Physical Attraction: Teeth a Definite Factor
In an independent 2006 survey asking 23 people about physical attraction and social interaction, most regarded the aesthetics of teeth as greatly significant. When asked to rate the following (body, hair, eyes and teeth) in order of significance when determining physical attractiveness in another person, eyes ranked as number one with teeth following closely behind as number two.
When asked what they felt most self-conscious about when talking or looking at someone they felt attracted to, once again the most popular choice was body while teeth remained the second most popular choice.

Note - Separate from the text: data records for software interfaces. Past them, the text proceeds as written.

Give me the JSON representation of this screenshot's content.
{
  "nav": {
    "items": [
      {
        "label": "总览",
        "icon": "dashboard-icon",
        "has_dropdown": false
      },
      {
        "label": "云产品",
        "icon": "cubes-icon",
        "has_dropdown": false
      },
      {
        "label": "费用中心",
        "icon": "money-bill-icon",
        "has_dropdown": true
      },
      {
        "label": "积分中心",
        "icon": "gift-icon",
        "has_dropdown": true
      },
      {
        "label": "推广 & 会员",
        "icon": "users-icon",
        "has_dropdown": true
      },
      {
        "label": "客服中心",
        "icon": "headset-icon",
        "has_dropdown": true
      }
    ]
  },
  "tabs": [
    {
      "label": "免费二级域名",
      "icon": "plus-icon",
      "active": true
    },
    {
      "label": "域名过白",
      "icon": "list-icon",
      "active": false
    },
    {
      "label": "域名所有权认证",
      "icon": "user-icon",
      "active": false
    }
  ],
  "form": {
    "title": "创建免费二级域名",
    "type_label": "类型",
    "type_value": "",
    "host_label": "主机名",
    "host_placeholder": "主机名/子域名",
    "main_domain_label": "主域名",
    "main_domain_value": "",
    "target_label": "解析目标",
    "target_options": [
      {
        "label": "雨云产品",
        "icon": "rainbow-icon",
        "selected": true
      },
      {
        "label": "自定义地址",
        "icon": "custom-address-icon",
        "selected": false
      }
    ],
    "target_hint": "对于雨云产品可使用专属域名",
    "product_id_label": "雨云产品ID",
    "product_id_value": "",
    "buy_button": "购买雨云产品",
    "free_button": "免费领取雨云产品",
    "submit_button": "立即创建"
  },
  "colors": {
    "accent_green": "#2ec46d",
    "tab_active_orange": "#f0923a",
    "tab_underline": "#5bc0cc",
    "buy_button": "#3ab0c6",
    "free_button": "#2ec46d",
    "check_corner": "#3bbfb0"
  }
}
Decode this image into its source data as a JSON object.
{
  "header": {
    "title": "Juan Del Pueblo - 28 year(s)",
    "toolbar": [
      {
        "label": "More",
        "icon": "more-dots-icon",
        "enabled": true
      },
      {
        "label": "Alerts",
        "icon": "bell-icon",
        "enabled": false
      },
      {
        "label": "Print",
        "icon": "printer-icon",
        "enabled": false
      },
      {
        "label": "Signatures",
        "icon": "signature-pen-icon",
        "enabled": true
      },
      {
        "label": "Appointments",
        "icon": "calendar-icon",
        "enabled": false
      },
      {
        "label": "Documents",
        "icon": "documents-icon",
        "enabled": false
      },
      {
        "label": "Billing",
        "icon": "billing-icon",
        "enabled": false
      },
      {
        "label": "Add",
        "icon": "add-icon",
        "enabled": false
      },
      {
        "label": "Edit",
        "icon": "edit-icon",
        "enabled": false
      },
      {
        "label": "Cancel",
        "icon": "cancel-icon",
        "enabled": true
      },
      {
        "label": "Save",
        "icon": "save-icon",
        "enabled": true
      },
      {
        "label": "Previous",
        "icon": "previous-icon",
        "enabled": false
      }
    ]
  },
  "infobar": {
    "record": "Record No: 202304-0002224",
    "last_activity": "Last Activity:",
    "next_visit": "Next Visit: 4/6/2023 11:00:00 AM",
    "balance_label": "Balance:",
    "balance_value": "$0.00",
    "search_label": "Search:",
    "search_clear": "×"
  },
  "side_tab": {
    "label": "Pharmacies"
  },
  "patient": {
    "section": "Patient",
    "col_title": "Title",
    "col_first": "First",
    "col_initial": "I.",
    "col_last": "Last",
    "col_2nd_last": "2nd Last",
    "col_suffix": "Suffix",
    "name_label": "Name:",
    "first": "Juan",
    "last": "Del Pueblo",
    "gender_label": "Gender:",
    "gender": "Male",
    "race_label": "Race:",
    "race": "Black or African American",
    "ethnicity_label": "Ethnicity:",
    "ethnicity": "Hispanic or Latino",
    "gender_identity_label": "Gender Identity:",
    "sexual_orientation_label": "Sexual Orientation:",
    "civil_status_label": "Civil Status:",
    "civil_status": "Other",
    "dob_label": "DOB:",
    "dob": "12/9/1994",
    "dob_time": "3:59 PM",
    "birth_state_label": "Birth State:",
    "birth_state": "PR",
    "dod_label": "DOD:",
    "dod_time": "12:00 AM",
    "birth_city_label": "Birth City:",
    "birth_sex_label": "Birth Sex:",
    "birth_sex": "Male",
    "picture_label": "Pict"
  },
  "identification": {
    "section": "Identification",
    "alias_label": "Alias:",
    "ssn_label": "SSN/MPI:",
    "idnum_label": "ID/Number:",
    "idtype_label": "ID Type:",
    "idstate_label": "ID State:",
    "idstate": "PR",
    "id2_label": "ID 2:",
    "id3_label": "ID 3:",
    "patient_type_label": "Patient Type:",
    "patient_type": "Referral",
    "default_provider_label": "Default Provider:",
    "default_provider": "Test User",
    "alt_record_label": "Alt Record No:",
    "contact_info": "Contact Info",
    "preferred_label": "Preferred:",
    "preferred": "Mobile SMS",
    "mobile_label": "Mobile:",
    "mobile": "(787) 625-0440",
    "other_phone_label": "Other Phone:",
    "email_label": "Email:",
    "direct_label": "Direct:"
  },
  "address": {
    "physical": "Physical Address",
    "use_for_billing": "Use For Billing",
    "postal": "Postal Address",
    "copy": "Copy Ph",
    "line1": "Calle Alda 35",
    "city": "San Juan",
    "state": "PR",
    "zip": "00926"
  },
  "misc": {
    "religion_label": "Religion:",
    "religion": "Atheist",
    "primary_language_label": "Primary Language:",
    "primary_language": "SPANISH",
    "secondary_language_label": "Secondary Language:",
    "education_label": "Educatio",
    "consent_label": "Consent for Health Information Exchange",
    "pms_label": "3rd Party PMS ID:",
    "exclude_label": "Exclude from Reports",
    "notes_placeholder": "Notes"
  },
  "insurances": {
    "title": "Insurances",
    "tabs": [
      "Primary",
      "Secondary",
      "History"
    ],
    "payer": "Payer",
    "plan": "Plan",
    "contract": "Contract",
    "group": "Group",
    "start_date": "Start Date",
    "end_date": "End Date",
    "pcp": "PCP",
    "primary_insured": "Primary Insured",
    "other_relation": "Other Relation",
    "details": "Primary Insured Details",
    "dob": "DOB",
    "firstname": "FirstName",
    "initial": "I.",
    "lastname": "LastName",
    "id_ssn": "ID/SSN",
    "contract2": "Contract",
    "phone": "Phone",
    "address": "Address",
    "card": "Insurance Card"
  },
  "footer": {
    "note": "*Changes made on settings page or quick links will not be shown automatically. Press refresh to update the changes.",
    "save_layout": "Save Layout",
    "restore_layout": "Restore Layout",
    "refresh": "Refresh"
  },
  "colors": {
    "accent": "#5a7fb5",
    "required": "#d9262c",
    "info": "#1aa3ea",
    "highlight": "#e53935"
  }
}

When asked if they could improve one of the following (eyes, hair, body and teeth) teeth once again followed closely behind the top answer: body. When asked what would boost their self-confidence in their appearance when improved, more than half rated teeth as their second choice after body.
When asked to rate the following (breast augmentation, rhinoplasty, liposuction and teeth whitening) in order of popularity, the top answer was: teeth whitening.
According to the American Dental Association, teeth bleaching procedures have increased 300 percent in the last five years.
The independent survey also discovered that 70 percent of the participants would change the appearance of their teeth.
The Boom of Cosmetic Dentistry
Is cosmetic dentistry really that popular now? According to a recent American Academy of Cosmetic Dentistry survey of 9,000 U.S. citizens, a third of all cosmetic dental practices claim that they have more than 2000 patients that spend about 400 dollars in each visit. Moreover- in the last five years- about 40 percent of practices report growth of over 15 percent in cosmetic dental procedures. When asked if they believe their cosmetic services will continue to increase, 79 percent of the cosmetic dentists asserted "yes."
The survey also discovered that 95.9 percent of participants claimed that females tend to inquire more about cosmetic dentistry than males. The top three cosmetic dental services requested by patients were teeth bleaching, crown and bridge work and veneers.
When asked to identify the two main causes for the increase in cosmetic dentistry, 41.1 percent of surveyed cosmetic dentists claimed media coverage influenced the general public to enhance their appearance while 31 percent of the dentists assert that baby boomers desire a more youthful look.
It's no secret that looks do matter. And so do teeth. When you flash a smile, people make decisions based on your personality, confidence, social skills and of course, your physical appearance. It's no wonder that every year, more and more people invest in cosmetic dental work from professional teeth whitening to porcelain veneers. With the increased demand in cosmetic dental procedures, the entire cosmetic dental world flourishes every day.